What I've learned from this: the best deals are the ones I didn't mean to make, and the best bargaining tactic is to remind the seller that you control your purse strings and won't buy unless the price is right. I'm sure I've ended up paying "Sahib prices" plenty of times. It's hard to avoid. I guess I'm just getting good karma for supporting local business owners.


  1. I really like fixed prices at stores where the employees get paid, regardless of whether I buy something. It's just a win-win situation all around. :)

  2. Kristen, how did I NOT know about this blog?! Goodness, I loved this post. My favorite thing to do at the markets in Cambodia is get super, super attached to an item, try to bargain it down as much as I possibly can and then tell them it's still too high for me and walk away. It's not long before they chase me down and give me a better deal. Works like a charm almost every time.

  3. Oh boy, this is all too familiar. I know the exact man you are talking about. Isn't that interesting though? One of the best ways to haggle is to simply say "no" and keep walking away.

    I liked your reference to Kim. I'm debating whether I will start reading that next.

  4. Rachel, Kim isn't as bad as you think :) It was probably in my head :)

    Lauren, that's a brilliant idea! The idea that they almost had a customer and lost them will definitely encourage shop owners to drop their prices. This Indian guy my friend Megan talked to said that they would try to charge us 4 or 5 times the real price of an item, so I think bargaining down to the real price is absolutely appropriate. If it's too low they won't sell it :)

    Elizabeth, I'm with you :)

  5. Kristen, I have experienced this plenty myself, and think you make some good points. I have been thinking a lot about this lately and so I will make a comment. I just want to give a disclaimer to assure you that my thoughts are nothing against you or what you have said... it's just what I have recently been thinking about.

    While I don't necessarily enjoy paying more for being a foreigner, I don't mind it too much either. In the end, it's still usually half the price or less that you would pay for the same thing in America.
    Most of the time I don't see vendors as people trying to swindle me as much as people just trying to make a decent living. White people in general do have more money and therefore can afford to pay a higher price. That's why vendors line the streets of McLeod selling basically the same things: handicrafts, jewelry and decorations. They're not trying to sell them to the other locals. They're trying to sell them to the tourists.

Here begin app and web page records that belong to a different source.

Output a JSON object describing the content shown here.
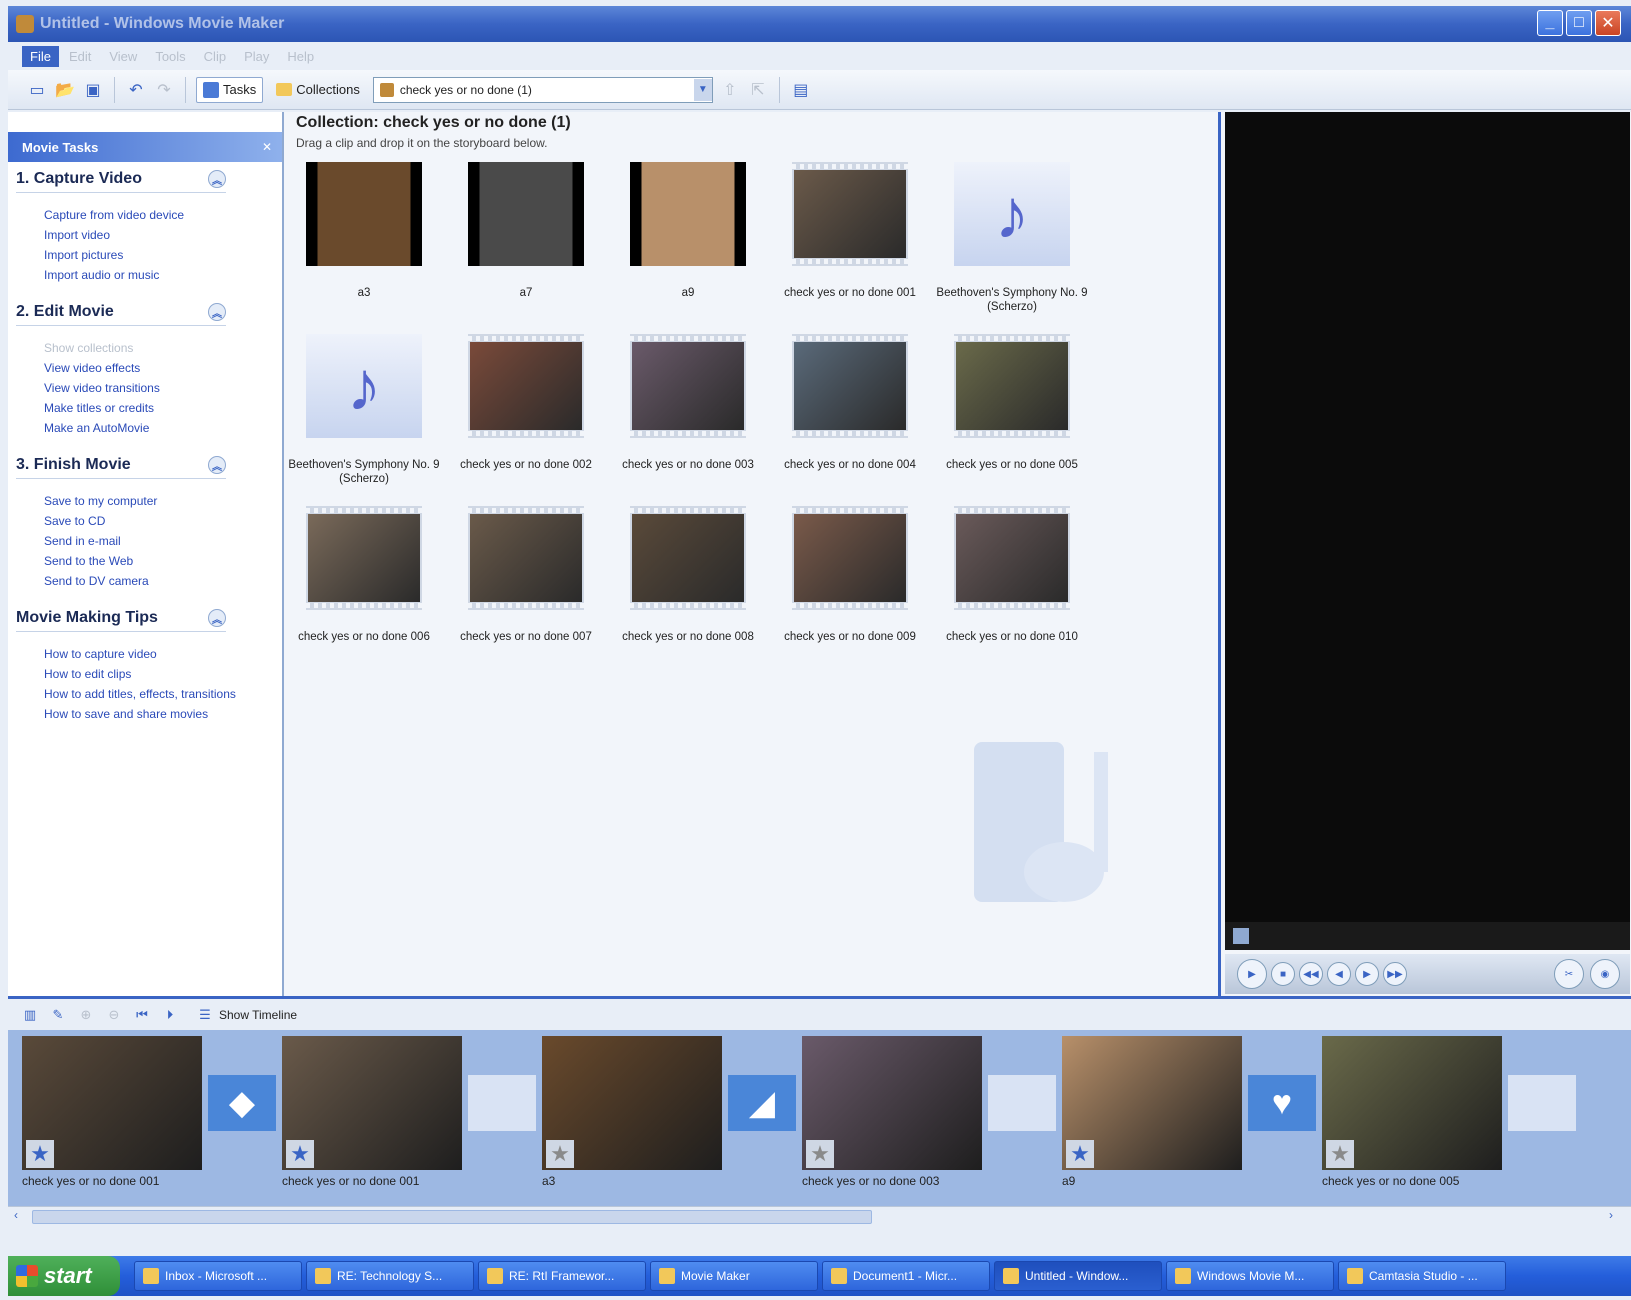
{
  "window": {
    "title": "Untitled - Windows Movie Maker"
  },
  "menu": [
    "File",
    "Edit",
    "View",
    "Tools",
    "Clip",
    "Play",
    "Help"
  ],
  "toolbar": {
    "tasks_label": "Tasks",
    "collections_label": "Collections",
    "collection_value": "check yes or no done (1)"
  },
  "task_pane": {
    "header": "Movie Tasks",
    "sections": [
      {
        "title": "1. Capture Video",
        "links": [
          "Capture from video device",
          "Import video",
          "Import pictures",
          "Import audio or music"
        ]
      },
      {
        "title": "2. Edit Movie",
        "links": [
          "Show collections",
          "View video effects",
          "View video transitions",
          "Make titles or credits",
          "Make an AutoMovie"
        ]
      },
      {
        "title": "3. Finish Movie",
        "links": [
          "Save to my computer",
          "Save to CD",
          "Send in e-mail",
          "Send to the Web",
          "Send to DV camera"
        ]
      },
      {
        "title": "Movie Making Tips",
        "links": [
          "How to capture video",
          "How to edit clips",
          "How to add titles, effects, transitions",
          "How to save and share movies"
        ]
      }
    ]
  },
  "collection": {
    "title": "Collection: check yes or no done (1)",
    "hint": "Drag a clip and drop it on the storyboard below.",
    "clips": [
      {
        "label": "a3",
        "type": "image",
        "color": "#6a4a2c"
      },
      {
        "label": "a7",
        "type": "image",
        "color": "#4a4a4a"
      },
      {
        "label": "a9",
        "type": "image",
        "color": "#b8906a"
      },
      {
        "label": "check yes or no done 001",
        "type": "video",
        "color": "#6b5a4a"
      },
      {
        "label": "Beethoven's Symphony No. 9 (Scherzo)",
        "type": "music",
        "color": "#5566cc"
      },
      {
        "label": "Beethoven's Symphony No. 9 (Scherzo)",
        "type": "music",
        "color": "#5566cc"
      },
      {
        "label": "check yes or no done 002",
        "type": "video",
        "color": "#7a4a3a"
      },
      {
        "label": "check yes or no done 003",
        "type": "video",
        "color": "#6a5a6a"
      },
      {
        "label": "check yes or no done 004",
        "type": "video",
        "color": "#5a6a7a"
      },
      {
        "label": "check yes or no done 005",
        "type": "video",
        "color": "#6a6a4a"
      },
      {
        "label": "check yes or no done 006",
        "type": "video",
        "color": "#7a6a5a"
      },
      {
        "label": "check yes or no done 007",
        "type": "video",
        "color": "#6a5a4a"
      },
      {
        "label": "check yes or no done 008",
        "type": "video",
        "color": "#5a4a3a"
      },
      {
        "label": "check yes or no done 009",
        "type": "video",
        "color": "#7a5a4a"
      },
      {
        "label": "check yes or no done 010",
        "type": "video",
        "color": "#6a5a5a"
      }
    ]
  },
  "storyboard": {
    "show_timeline_label": "Show Timeline",
    "clips": [
      {
        "label": "check yes or no done 001",
        "color": "#5a4a3a",
        "star": "blue"
      },
      {
        "label": "check yes or no done 001",
        "color": "#6a5a4a",
        "star": "blue"
      },
      {
        "label": "a3",
        "color": "#6a4a2c",
        "star": "plain"
      },
      {
        "label": "check yes or no done 003",
        "color": "#6a5a6a",
        "star": "plain"
      },
      {
        "label": "a9",
        "color": "#b8906a",
        "star": "blue"
      },
      {
        "label": "check yes or no done 005",
        "color": "#6a6a4a",
        "star": "plain"
      }
    ],
    "transitions": [
      {
        "kind": "filled",
        "icon": "diamond-icon"
      },
      {
        "kind": "empty",
        "icon": "arrow-icon"
      },
      {
        "kind": "filled",
        "icon": "page-curl-icon"
      },
      {
        "kind": "empty",
        "icon": "arrow-icon"
      },
      {
        "kind": "filled",
        "icon": "heart-icon"
      },
      {
        "kind": "empty",
        "icon": "arrow-icon"
      }
    ]
  },
  "taskbar": {
    "start_label": "start",
    "items": [
      "Inbox - Microsoft ...",
      "RE: Technology S...",
      "RE: RtI Framewor...",
      "Movie Maker",
      "Document1 - Micr...",
      "Untitled - Window...",
      "Windows Movie M...",
      "Camtasia Studio - ..."
    ],
    "active_index": 5
  }
}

    The problem is, so many people are selling the same things that it's hard to sell many items in a day. Talking to my lawyer friend, Vinayak, who knows many of these vendors, he says that to live somewhat decently in McLeod you need to make around 400 rupees a day (a little under 10 dollars), but a lot of these vendors aren't even able to make that much. They can go a whole day without making a single sale. So as I see it, when we do want to buy something, talking them down to half their price is just making it harder for them to meet that daily need.

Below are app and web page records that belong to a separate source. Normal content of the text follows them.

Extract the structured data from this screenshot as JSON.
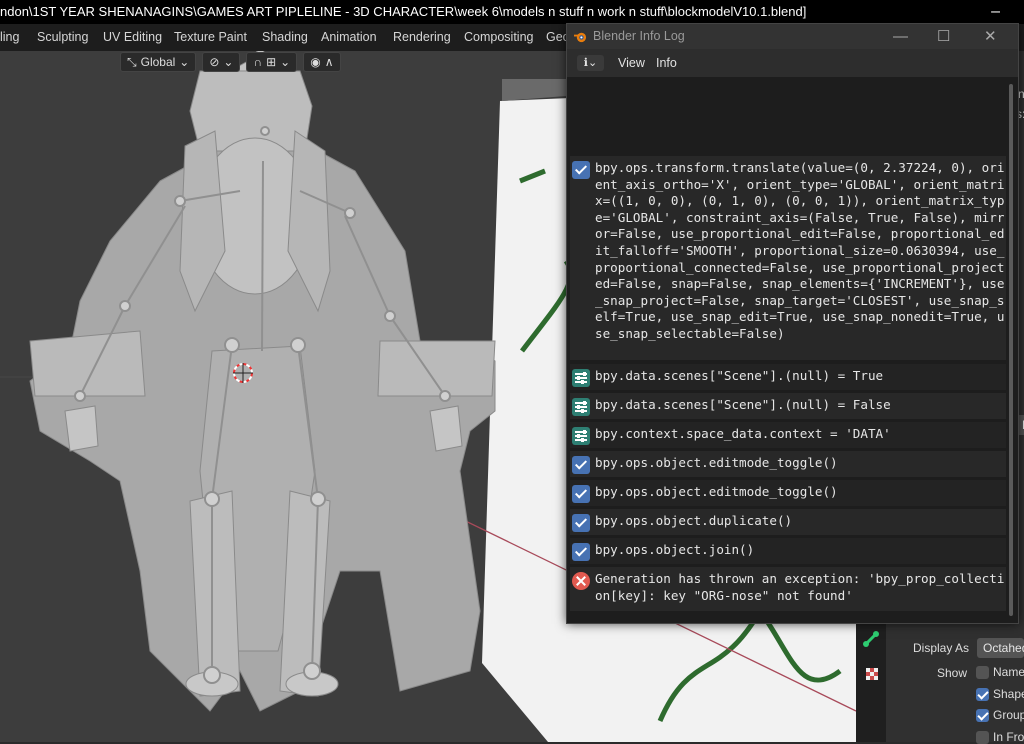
{
  "window": {
    "title": "ndon\\1ST YEAR SHENANAGINS\\GAMES ART PIPLELINE - 3D CHARACTER\\week 6\\models n stuff n work n stuff\\blockmodelV10.1.blend]",
    "minimize_glyph": "–"
  },
  "workspace_tabs": [
    "ling",
    "Sculpting",
    "UV Editing",
    "Texture Paint",
    "Shading",
    "Animation",
    "Rendering",
    "Compositing",
    "Geo"
  ],
  "viewport": {
    "orientation_label": "Global",
    "chevron": "⌄"
  },
  "info_log": {
    "title": "Blender Info Log",
    "menu": {
      "editor_type": "ℹ⌄",
      "view": "View",
      "info": "Info"
    },
    "controls": {
      "minimize": "—",
      "maximize": "☐",
      "close": "✕"
    },
    "entries": [
      {
        "type": "operator",
        "text": "bpy.ops.transform.translate(value=(0, 2.37224, 0), orient_axis_ortho='X', orient_type='GLOBAL', orient_matrix=((1, 0, 0), (0, 1, 0), (0, 0, 1)), orient_matrix_type='GLOBAL', constraint_axis=(False, True, False), mirror=False, use_proportional_edit=False, proportional_edit_falloff='SMOOTH', proportional_size=0.0630394, use_proportional_connected=False, use_proportional_projected=False, snap=False, snap_elements={'INCREMENT'}, use_snap_project=False, snap_target='CLOSEST', use_snap_self=True, use_snap_edit=True, use_snap_nonedit=True, use_snap_selectable=False)"
      },
      {
        "type": "property",
        "text": "bpy.data.scenes[\"Scene\"].(null) = True"
      },
      {
        "type": "property",
        "text": "bpy.data.scenes[\"Scene\"].(null) = False"
      },
      {
        "type": "property",
        "text": "bpy.context.space_data.context = 'DATA'"
      },
      {
        "type": "operator",
        "text": "bpy.ops.object.editmode_toggle()"
      },
      {
        "type": "operator",
        "text": "bpy.ops.object.editmode_toggle()"
      },
      {
        "type": "operator",
        "text": "bpy.ops.object.duplicate()"
      },
      {
        "type": "operator",
        "text": "bpy.ops.object.join()"
      },
      {
        "type": "error",
        "text": "Generation has thrown an exception: 'bpy_prop_collection[key]: key \"ORG-nose\" not found'"
      }
    ]
  },
  "properties_panel": {
    "top_snippets": [
      "ne",
      "s:1",
      "Re"
    ],
    "display_as_label": "Display As",
    "display_as_value": "Octahedral",
    "show_label": "Show",
    "show_options": [
      {
        "label": "Names",
        "checked": false
      },
      {
        "label": "Shapes",
        "checked": true
      },
      {
        "label": "Group Colors",
        "checked": true
      },
      {
        "label": "In Front",
        "checked": false
      }
    ]
  },
  "colors": {
    "accent": "#4772b3",
    "property_icon": "#2e7f73",
    "error_icon": "#e25a50",
    "bone_green": "#2ecc71"
  }
}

    Now I do agree that when I don't want to buy something, the persistent types can get on my nerves... and maybe there are some people who have plenty of money and are still out to swindle, but in most cases I think they're just trying to make a living. And if it takes near begging to get food on the table, some people are willing to go that far.

    There's a documentary that addresses this subject and just the idea of how white people (specifically tourists) effect the cultures they visit. It's definitely biased, but makes some good points. It's called "Cannibal Tours". It's not the same situation as McLeod, but still interesting to watch.

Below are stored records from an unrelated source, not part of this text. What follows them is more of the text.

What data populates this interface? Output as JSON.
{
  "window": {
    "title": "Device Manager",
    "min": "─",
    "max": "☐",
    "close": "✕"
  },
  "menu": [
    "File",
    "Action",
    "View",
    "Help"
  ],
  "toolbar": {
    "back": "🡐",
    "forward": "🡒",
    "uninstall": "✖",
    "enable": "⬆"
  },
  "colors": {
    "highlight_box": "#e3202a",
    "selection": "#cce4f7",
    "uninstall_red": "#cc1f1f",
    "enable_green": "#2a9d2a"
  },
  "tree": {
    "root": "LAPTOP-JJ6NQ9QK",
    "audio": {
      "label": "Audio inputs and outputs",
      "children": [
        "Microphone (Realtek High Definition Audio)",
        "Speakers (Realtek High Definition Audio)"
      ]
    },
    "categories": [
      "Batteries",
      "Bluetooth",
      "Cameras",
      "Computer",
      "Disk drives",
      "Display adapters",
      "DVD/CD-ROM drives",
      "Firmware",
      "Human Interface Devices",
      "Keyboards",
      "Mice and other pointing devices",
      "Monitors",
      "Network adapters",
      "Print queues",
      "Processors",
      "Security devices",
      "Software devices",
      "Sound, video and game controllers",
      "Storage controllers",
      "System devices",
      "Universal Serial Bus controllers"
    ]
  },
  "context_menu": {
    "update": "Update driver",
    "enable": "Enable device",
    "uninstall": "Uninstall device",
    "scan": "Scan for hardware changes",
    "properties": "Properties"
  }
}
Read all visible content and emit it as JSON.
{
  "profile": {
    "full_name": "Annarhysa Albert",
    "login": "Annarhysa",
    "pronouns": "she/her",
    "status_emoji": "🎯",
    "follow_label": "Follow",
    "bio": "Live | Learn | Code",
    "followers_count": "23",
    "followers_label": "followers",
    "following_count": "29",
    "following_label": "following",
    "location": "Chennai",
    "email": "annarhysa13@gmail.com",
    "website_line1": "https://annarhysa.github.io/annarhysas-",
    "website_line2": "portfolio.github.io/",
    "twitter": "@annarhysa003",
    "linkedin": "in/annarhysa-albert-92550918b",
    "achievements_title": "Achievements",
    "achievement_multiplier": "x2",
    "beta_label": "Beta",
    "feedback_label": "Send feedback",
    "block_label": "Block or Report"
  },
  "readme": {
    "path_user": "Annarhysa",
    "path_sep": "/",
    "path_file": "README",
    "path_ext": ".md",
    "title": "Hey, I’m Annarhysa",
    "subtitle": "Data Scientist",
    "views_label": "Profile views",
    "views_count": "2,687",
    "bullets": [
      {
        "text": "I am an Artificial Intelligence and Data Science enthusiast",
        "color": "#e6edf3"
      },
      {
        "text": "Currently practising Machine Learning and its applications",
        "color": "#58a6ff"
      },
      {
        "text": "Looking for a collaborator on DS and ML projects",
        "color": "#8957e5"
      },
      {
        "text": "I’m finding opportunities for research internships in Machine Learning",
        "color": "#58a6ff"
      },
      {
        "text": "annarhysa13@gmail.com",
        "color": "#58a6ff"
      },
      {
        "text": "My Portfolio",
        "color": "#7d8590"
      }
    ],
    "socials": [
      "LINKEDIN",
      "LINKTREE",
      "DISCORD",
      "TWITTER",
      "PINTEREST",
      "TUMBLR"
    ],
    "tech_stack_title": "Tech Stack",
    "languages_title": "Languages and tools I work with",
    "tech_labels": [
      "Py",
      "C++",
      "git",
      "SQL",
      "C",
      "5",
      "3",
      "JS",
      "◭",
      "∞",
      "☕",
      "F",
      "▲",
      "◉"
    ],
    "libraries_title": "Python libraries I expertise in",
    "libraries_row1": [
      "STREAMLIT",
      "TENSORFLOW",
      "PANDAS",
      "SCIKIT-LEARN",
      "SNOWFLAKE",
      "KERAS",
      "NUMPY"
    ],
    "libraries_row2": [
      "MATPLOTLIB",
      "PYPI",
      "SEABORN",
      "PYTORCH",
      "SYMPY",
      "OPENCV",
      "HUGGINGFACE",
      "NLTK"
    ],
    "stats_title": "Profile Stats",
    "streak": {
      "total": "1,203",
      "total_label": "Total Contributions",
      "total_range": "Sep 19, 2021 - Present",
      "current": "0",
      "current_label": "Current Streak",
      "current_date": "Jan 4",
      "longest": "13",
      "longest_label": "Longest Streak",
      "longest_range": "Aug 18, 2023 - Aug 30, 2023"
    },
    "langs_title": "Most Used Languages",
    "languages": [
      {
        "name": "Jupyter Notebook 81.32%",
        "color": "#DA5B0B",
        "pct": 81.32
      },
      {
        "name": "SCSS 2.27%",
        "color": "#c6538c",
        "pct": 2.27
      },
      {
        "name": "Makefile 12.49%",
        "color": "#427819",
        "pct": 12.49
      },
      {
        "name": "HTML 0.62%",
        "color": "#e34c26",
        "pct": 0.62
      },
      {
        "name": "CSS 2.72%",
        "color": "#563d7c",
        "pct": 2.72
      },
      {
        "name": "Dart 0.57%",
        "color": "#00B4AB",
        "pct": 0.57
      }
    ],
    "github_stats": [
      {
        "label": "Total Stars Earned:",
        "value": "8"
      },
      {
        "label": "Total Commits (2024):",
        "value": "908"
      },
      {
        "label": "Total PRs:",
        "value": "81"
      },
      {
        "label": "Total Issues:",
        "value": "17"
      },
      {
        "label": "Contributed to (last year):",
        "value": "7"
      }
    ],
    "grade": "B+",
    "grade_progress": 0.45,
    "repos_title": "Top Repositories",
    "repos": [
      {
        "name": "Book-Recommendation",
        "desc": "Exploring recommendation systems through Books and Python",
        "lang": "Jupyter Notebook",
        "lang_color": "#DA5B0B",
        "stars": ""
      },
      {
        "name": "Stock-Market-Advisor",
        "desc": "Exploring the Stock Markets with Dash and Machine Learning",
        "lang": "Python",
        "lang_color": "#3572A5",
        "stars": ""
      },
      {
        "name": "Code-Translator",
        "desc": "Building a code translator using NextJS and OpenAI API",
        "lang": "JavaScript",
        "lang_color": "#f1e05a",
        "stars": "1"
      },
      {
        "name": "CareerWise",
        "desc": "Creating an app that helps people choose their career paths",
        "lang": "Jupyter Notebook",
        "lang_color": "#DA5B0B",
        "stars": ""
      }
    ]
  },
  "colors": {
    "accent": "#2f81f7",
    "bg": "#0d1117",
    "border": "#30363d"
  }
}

    Sorry this is so long, and I really really don't want to make you feel bad about anything you or any one else has said. I've just been thinking a lot about this, and so I guess I have a lot to say.